Cyrillic alphabet, practice some Russian conversational phrases and write their names in Russian in Russian language classes.

In February at their home schools, students pre-selected three classes. Some students chose Maine-related topics, such as the work and legacy of Samantha Smith, or the hard work of establishing of a Sister City relationship with the Waterville Area Sister City, Kotlas, Russia, at the height of the Cold War. Classes on kids’ favorite cartoons, Russian fairy tales and Russian schools give students the chance to learn about Russian life and culture and compare and contrast Russian culture with American culture.

This year we were fortunate to welcome a teacher and three high school students from Archangel, Russia, Portland’s Sister City. Teacher Inga Simonova, and students Valeria Potselueva, Liza Platova and Dasha Kozlova visited several classes and answered lots of questions about their families, friends and school curriculum.

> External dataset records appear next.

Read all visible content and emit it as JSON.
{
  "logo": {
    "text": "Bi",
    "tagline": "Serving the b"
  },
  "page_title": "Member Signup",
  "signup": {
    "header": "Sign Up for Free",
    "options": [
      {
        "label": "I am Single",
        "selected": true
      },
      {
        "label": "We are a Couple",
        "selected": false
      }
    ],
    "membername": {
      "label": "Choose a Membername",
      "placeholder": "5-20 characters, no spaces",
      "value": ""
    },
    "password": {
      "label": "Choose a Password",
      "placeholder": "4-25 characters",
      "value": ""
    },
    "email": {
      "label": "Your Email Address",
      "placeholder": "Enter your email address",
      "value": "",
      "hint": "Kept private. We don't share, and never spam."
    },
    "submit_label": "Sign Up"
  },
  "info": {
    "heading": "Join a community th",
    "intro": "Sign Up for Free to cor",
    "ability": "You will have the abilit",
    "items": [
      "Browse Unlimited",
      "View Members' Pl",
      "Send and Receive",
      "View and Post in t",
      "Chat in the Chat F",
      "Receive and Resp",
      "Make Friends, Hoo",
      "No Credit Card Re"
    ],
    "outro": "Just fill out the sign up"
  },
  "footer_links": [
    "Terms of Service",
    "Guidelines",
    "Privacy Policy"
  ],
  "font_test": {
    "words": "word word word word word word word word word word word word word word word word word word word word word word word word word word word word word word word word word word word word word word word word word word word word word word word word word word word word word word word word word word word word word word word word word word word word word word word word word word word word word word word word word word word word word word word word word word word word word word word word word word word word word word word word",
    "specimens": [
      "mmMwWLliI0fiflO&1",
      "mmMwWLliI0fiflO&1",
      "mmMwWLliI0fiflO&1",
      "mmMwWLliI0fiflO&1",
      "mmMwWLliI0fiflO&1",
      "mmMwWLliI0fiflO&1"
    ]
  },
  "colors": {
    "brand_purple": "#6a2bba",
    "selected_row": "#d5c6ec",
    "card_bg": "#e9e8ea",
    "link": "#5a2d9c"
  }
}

Very popular classes had students working in the kitchen, whipping up a vegetable soup recipe or a cookie recipe. It was a treat for everyone when the cooks served their recipes to everyone at lunch time.

All the volunteer presenters and teachers from the Sister City Connection and the Colby Russian Program are firm believers in the educational value of introducing young American students to a culture so different from their own. Participating students reported that Easter Eggs are “awesome,” Russian schools are “amazingly” different from American schools and Russian Sampler is “fun learning.”

If your school might be interested in attending Russian Sampler in future years, please contact the Sister City Connection at, open the About The Connection page, use the Write To Us listing. They will answer your questions promptly.